1) In the bowl of the stand mixer, combine 1 cup multigrain cereal mix. Add 1 3/4 cup boiling water. Mix well and let sit until temp is down to 110 degrees (about 20 minutes). Add 3 tablespoons honey and 3 tablespoons olive oil while setting. Mix well.
2) When the temp is down to 110, add yeast and mix well. Add 1 cup whole wheat flour.
3) Mix on “2” in a stand mixer until the flour is incorporated. Then add AP flour 1/2 cup at a time. Continue to mix and add scraping sides and bottom occasional until all flour is incorporated.
4) Remove dough hook and cover the bowl with plastic wrap for 20 minutes.
5) Add 2 teaspoons salt and turn the mixer on 2 again and knead for 8 minutes.
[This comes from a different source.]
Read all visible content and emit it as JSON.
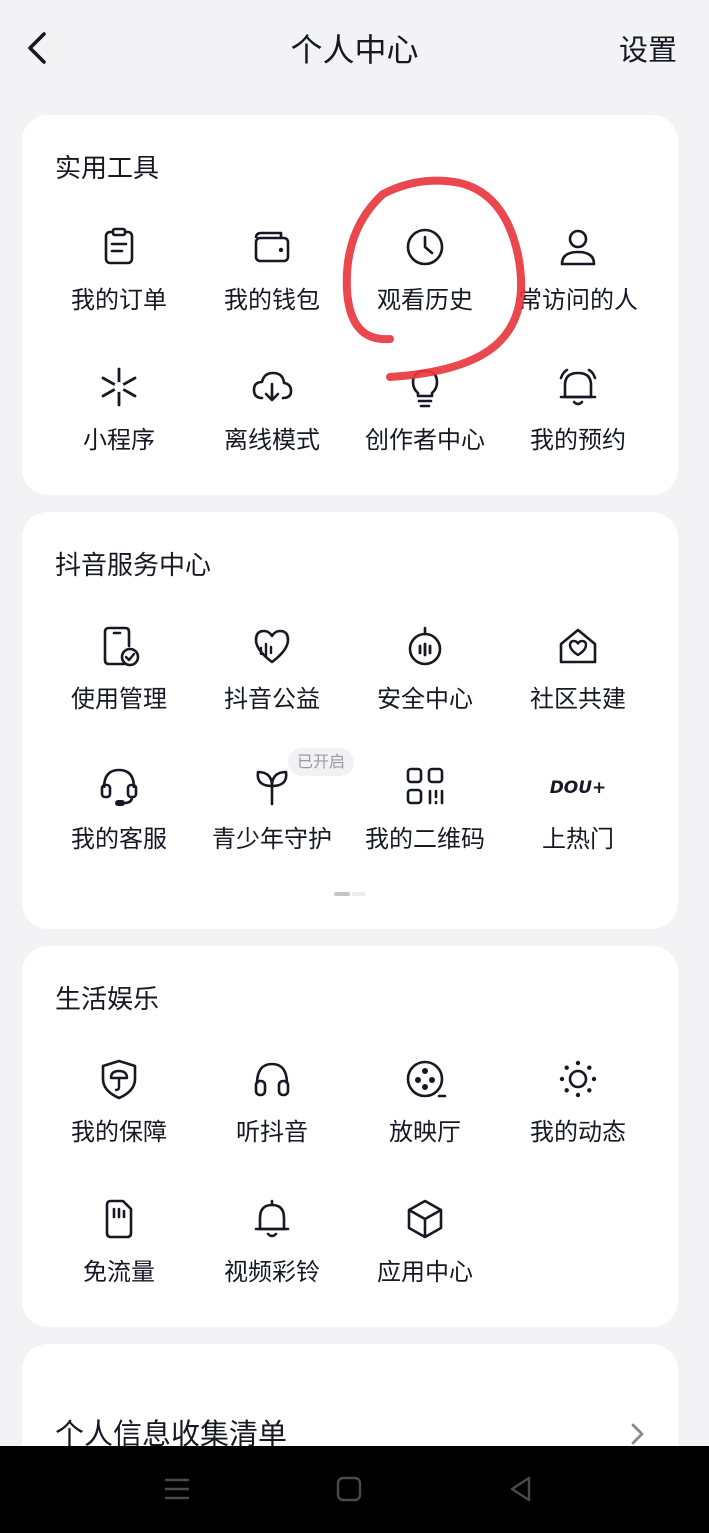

You want the dough to grab the sides some and not ride up the dough hook completely. Add extra AP flour or water 1 tablespoon at a time to get the right hydration.
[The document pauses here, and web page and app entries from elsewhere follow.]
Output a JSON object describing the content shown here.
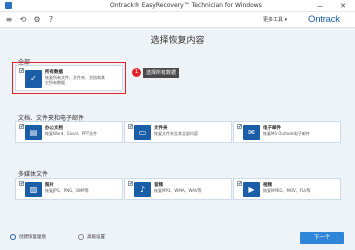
{
  "window": {
    "title": "Ontrack® EasyRecovery™ Technician for Windows",
    "minimize": "—",
    "close": "✕"
  },
  "toolbar": {
    "tools_menu": "更多工具 ▾",
    "brand": "Ontrack"
  },
  "page": {
    "title": "选择恢复内容"
  },
  "sections": {
    "all": {
      "label": "全部"
    },
    "docs": {
      "label": "文档、文件夹和电子邮件"
    },
    "media": {
      "label": "多媒体文件"
    }
  },
  "cards": {
    "all_data": {
      "title": "所有数据",
      "desc1": "恢复所有文件、文件夹、文档和其",
      "desc2": "它所有数据",
      "checked": "✔"
    },
    "office": {
      "title": "办公文档",
      "desc": "恢复Word、Excel、PPT文件",
      "checked": "✔"
    },
    "folder": {
      "title": "文件夹",
      "desc": "恢复文件夹及其全部内容",
      "checked": "✔"
    },
    "email": {
      "title": "电子邮件",
      "desc": "恢复MS Outlook电子邮件",
      "checked": "✔"
    },
    "photo": {
      "title": "照片",
      "desc": "恢复JPG、PNG、BMP等",
      "checked": "✔"
    },
    "audio": {
      "title": "音频",
      "desc": "恢复MP3、WMA、WAV等",
      "checked": "✔"
    },
    "video": {
      "title": "视频",
      "desc": "恢复MPEG、MOV、FLV等",
      "checked": "✔"
    }
  },
  "callout": {
    "number": "1",
    "text": "选择所有数据"
  },
  "footer": {
    "create_disk": "创建恢复驱盘",
    "link2": "高级设置",
    "next": "下一个"
  },
  "colors": {
    "accent": "#1a5ea8",
    "highlight": "#e0242a",
    "button": "#2f86d8"
  }
}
6) Move to the floured surface and hand knead for 2 minutes. Transfer to an oiled bowl, cover with plastic wrap and towel. Place in a warm spot to rise until doubled in size. About 1 hour.
7) Move to a floured surface. Handling the dough gently, form 12 by 9 rectangle. Cut in half. Roll into long loaves sealing the edge by pinching and rolling ends under slightly and also pinch. Place seam down.
8) Place parallel about 4 inches apart on a pastry cloth and move as a unit to the French Loaf pan. If you don’t have the pan, put folds in the cloth. Cover with plastic wrap and towel. Place in a warm spot until double in size. About 45 minutes.
9) Preheat oven to 425 degrees convection or 450 degrees conventional oven with a pan of water on the bottom rack for at least 30 minutes.
10) Remove dough and pastry cloth from pan. Spray pan with Pam. Gently move loaves back to the pan by working your hands gently under the ends of the dough. If you don’t have the fancy pan, see the discussion above.
11) Slash top of the dough with a sharp knife or razor blade to allow for expansion. Brush top of loaves with water and place on middle rack and add 1-2 cups of water to a pan on the bottom rack.
12) After 6 minutes, brush tops of loaves with water and add more water to the pan if dry.
13) Bake until internal temp is 200 degrees, about another 20 minutes making a total of about 26 minutes.
14) Move to a cooling rack.
Editor’s Note: Originally Published April 13, 2010. Updated with refreshed photos and expanded discussion.